At first I was quite enthusiastic about all the announcements that have been published during Microsoft's Build conference in the beginning of May. One of the biggest announcements was the possibility to compile iOS applications written in Objective-C to the Windows Phone (10) platform. Apparently Microsoft wrote an Objective-C compiler and wrapped all the (dynamic and static) dependencies. This is an amazing job!
The same is true for Android, however, here the experience is not as smooth (yet). Microsoft apparently focuses on iOS applications first, which makes sense in some way. Currently I guess that part of the reason is that iOS has the largest variety of (commercial) apps available. iOS users certainly spend more money on apps than the average Android user. Technically I believe that the solution from Microsoft is quite solid. Once they also come up with a Swift compiler they'll certainly convince some more developers to port their existing applications from iOS to Windows Phone.
Nevertheless, I still have my doubts about the potential success of this move. Since it is possible technically, I see no reason to exclude the option. But I have my doubts about convincing customers to switch from iOS to Windows Phone even if their favorite app has been ported.

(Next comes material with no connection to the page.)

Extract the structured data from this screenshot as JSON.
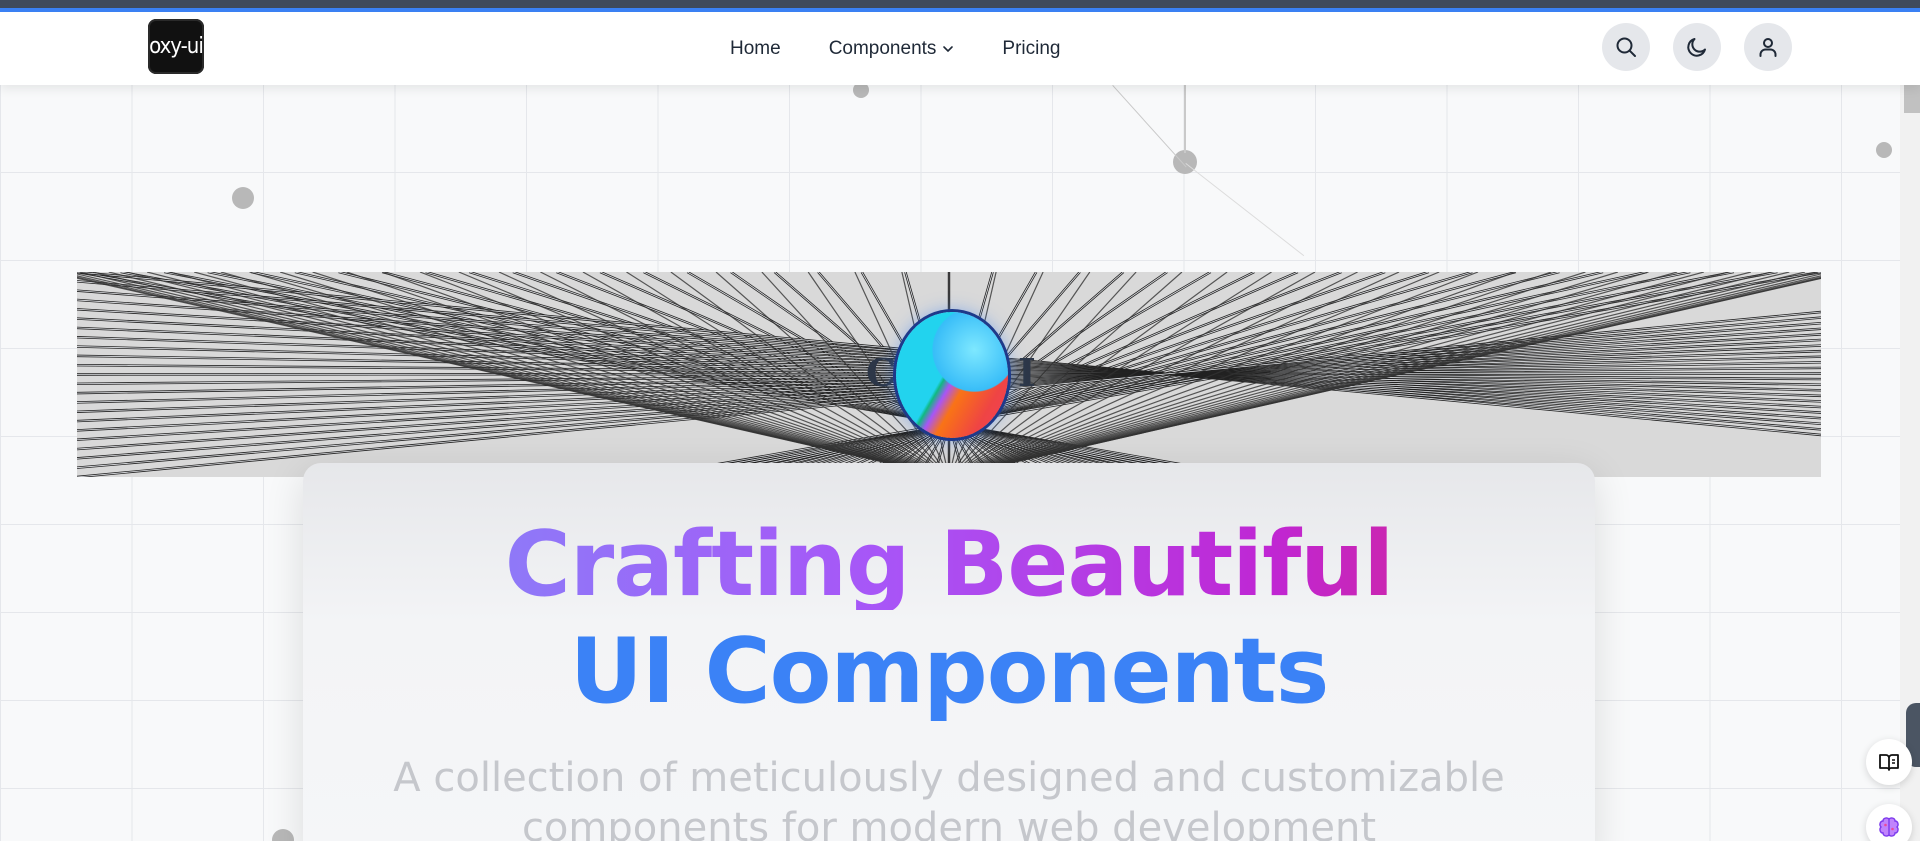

The potential problem I see can be summarized in a two words: Ownership Transfer. If a particular app has been bought in a platform dependent store (e.g., the AppStore from Apple), then I don't see how this information (who bought what) can be transferred to another store, which is in this case the Microsoft store.
Customers who spent money in a single store will be less likely to leave the ecosystem. They already committed too much. In a sense they are hooked. To free these customers one needs to put a lot of effort into liberating them. T-Mobile USA is showing this effort, but their success of gaining customers by releasing them from their former providers comes at a high cost. In fact they need to pay a lot and they can't hook new customers like these customers have been controlled before. Hence they acquire unreliable and inefficient new sources of income.
So what needs to be done? Providing the technical ability to port programs frictionless from one platform to another is a first step. But developers need more. Additionally part of the focus needs to be on customers. Customers need reasons for switching. They also shouldn't be required to re-pay for any of their existing applications. Finding solutions to these problems is certainly a task that needs to be done.